the empty season can be found through Diode Editions, Amazon, or at your local bookstore (one of my favorites is Open Books!)
Catherine Bresner’s first collection the empty season is a formally audacious, dexterous, & heart/filled book of bravery & strange. Head-butting the strictures that surround a traditional poem she collapses the collage, the erasure, the illustration, musical notation, the hyperlink, & the high lyric. One piece opens “Write, they say, like a band-aid / when writing feels like the wound.” & these poems perform both functions, the wound & the suture. This is a beautiful book.
Beautiful and imagistic, the empty season feels as if it is being written in real time, with its contemporary ear and relevant sorrows. Indeed, this is a book of the times. The strong voice in these poems and poetry comics is innovative, fresh, sincere, and maybe most importantly, has an intelligent curiosity. “Today the chore of being alive” is what I feel when I look at these poems: gorgeous collage, illustration, language—that is the music that keeps me going as a reader. It is delicious to read and see this book in the world.
Catherine Bresner brings a freshly savvy vision to the conditions of modern life—to our broken intimacies with others, to our alienation from our own best selves, and to our impaired commitments to civic wholeness. Dark in its whimsy and subversive in its truth-telling, the empty season is full of a kind of Baudelairean spleen, bitter and exuberant at the same time. As one of Bresner’s speakers declares: “How knowledge can be a euphemism / for wreckage, as in I will wreck you.” That’s a fair—and most welcome—warning from a vivid new ironist in our poetry.
Photo credit: Colleen Louise Barry
Mount Analogue, 2017
“Bresner is the raging id of the South Philadelphia High School for Girls in 1923, unleashed on the page. She has glued photographs of topless women riding horses and drawn giant phalluses over passages. She transforms the charm-school manners lectures into declarations of freedom: “Outsiders judge you / more than they / help.” She frees the individual from the crushing expectations of others: “with a stranger / you / may secretly feel / ashamed / Never allow any feeling of awkwardness to keep you from doing what you know to be correct.”
ERoS is a book that is exorcising itself. A reader can’t help but imagine the faculty of the high school tut-tutting their way through this Sharpied text, with Bresner’s illustrations of gushing vaginas and charges to “allow your curiosity to lead you” and “give / oral,” above a cartoon of two women in a science-fiction sex rig fellating a man as their own erogenous zones are plugged with what one assumes to be suction devices.
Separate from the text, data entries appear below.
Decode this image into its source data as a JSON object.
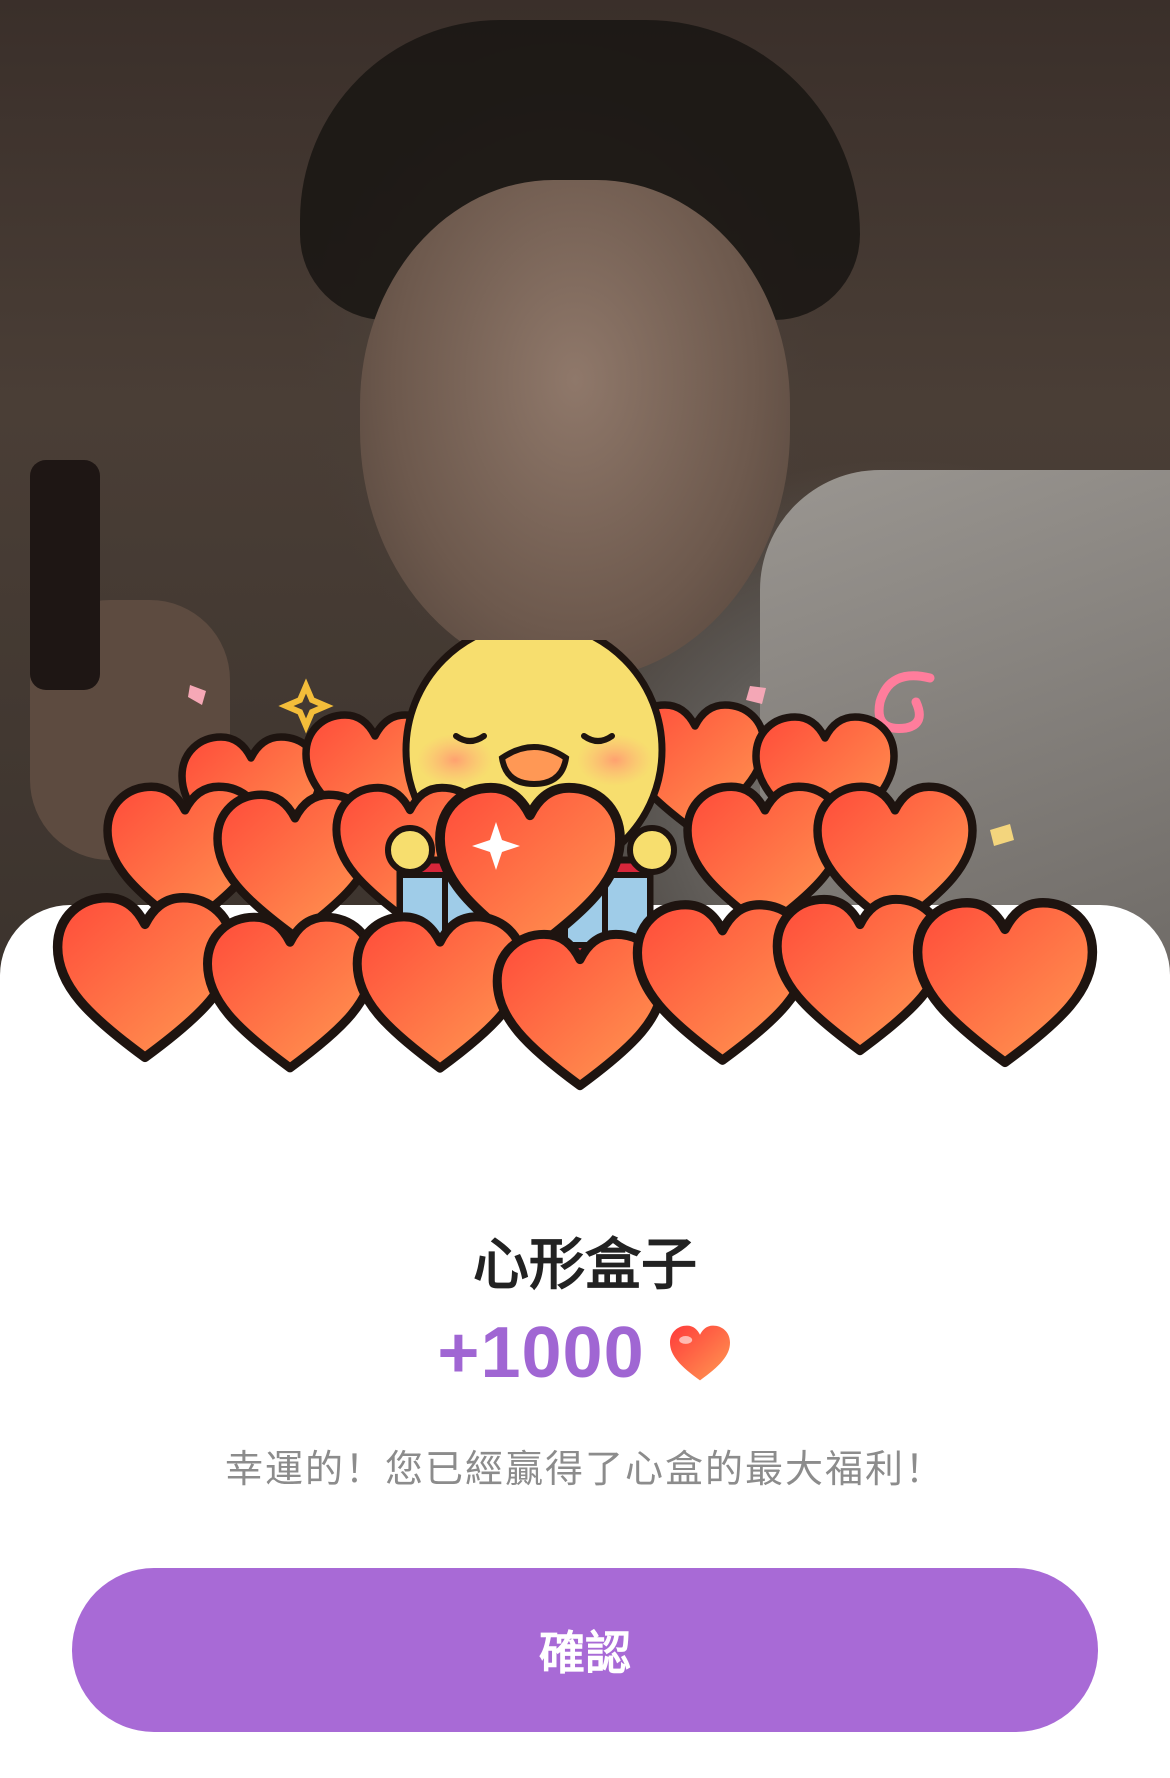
{
  "popup": {
    "title": "心形盒子",
    "reward_amount": "+1000",
    "reward_icon": "heart-icon",
    "message": "幸運的！您已經贏得了心盒的最大福利！",
    "confirm_label": "確認"
  },
  "colors": {
    "accent": "#a86ad6",
    "amount": "#a066d3",
    "heart_light": "#ff8a4a",
    "heart_dark": "#ff4b3a"
  }
}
It’s a bawdy, sexy explosion of hormones and enthusiasm and empowerment.”
— PAUL CONSTANT, THE SEATTLE REVIEW OF BOOKS
View the erasure series at Mount Analogue here.